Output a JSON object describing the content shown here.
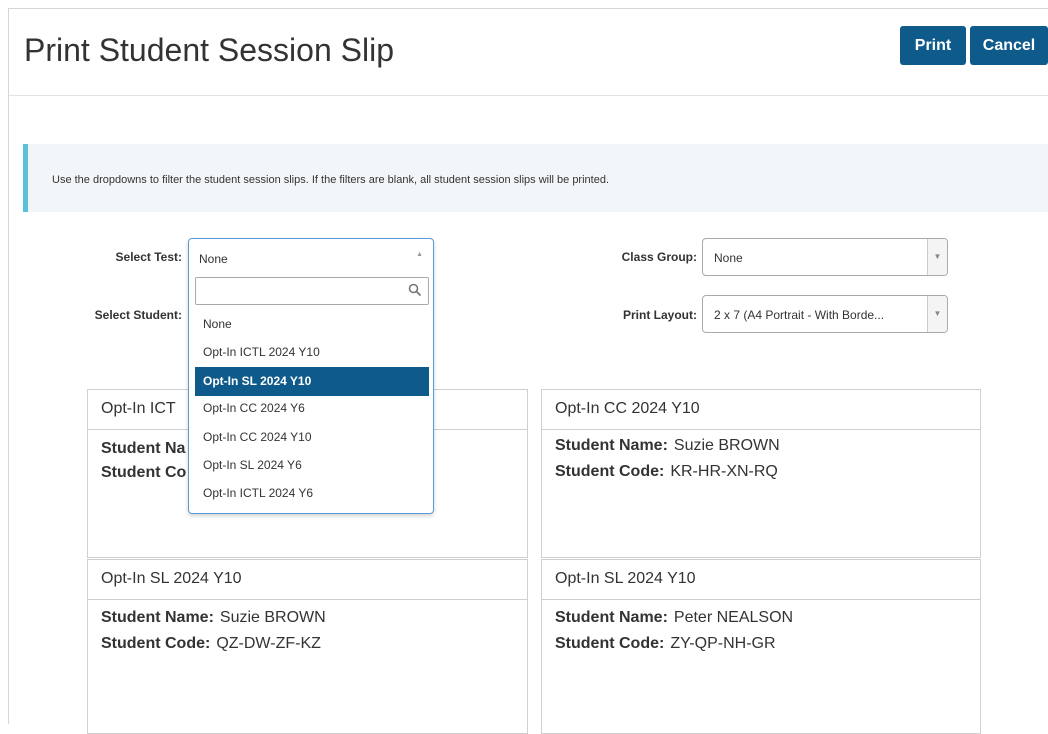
{
  "page": {
    "title": "Print Student Session Slip",
    "print_label": "Print",
    "cancel_label": "Cancel",
    "info": "Use the dropdowns to filter the student session slips. If the filters are blank, all student session slips will be printed."
  },
  "filters": {
    "select_test_label": "Select Test:",
    "select_test_value": "None",
    "select_student_label": "Select Student:",
    "class_group_label": "Class Group:",
    "class_group_value": "None",
    "print_layout_label": "Print Layout:",
    "print_layout_value": "2 x 7 (A4 Portrait - With Borde..."
  },
  "dropdown": {
    "current": "None",
    "search_value": "",
    "options": [
      {
        "label": "None"
      },
      {
        "label": "Opt-In ICTL 2024 Y10"
      },
      {
        "label": "Opt-In SL 2024 Y10"
      },
      {
        "label": "Opt-In CC 2024 Y6"
      },
      {
        "label": "Opt-In CC 2024 Y10"
      },
      {
        "label": "Opt-In SL 2024 Y6"
      },
      {
        "label": "Opt-In ICTL 2024 Y6"
      }
    ],
    "highlighted": "Opt-In SL 2024 Y10"
  },
  "slips": [
    {
      "test": "Opt-In ICT",
      "name_label": "Student Na",
      "code_label": "Student Co",
      "name": "",
      "code": ""
    },
    {
      "test": "Opt-In CC 2024 Y10",
      "name_label": "Student Name:",
      "code_label": "Student Code:",
      "name": "Suzie BROWN",
      "code": "KR-HR-XN-RQ"
    },
    {
      "test": "Opt-In SL 2024 Y10",
      "name_label": "Student Name:",
      "code_label": "Student Code:",
      "name": "Suzie BROWN",
      "code": "QZ-DW-ZF-KZ"
    },
    {
      "test": "Opt-In SL 2024 Y10",
      "name_label": "Student Name:",
      "code_label": "Student Code:",
      "name": "Peter NEALSON",
      "code": "ZY-QP-NH-GR"
    }
  ],
  "colors": {
    "primary": "#0e5a8a",
    "info_border": "#5bc0de",
    "info_bg": "#f2f6f9",
    "focus_border": "#5b9bd5"
  },
  "icons": {
    "search": "search-icon",
    "dropdown_up": "caret-up-icon",
    "dropdown_down": "caret-down-icon"
  }
}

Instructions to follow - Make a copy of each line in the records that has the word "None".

Task output -
    "select_test_value": "None",
    "class_group_value": "None",
    "current": "None",
        "label": "None"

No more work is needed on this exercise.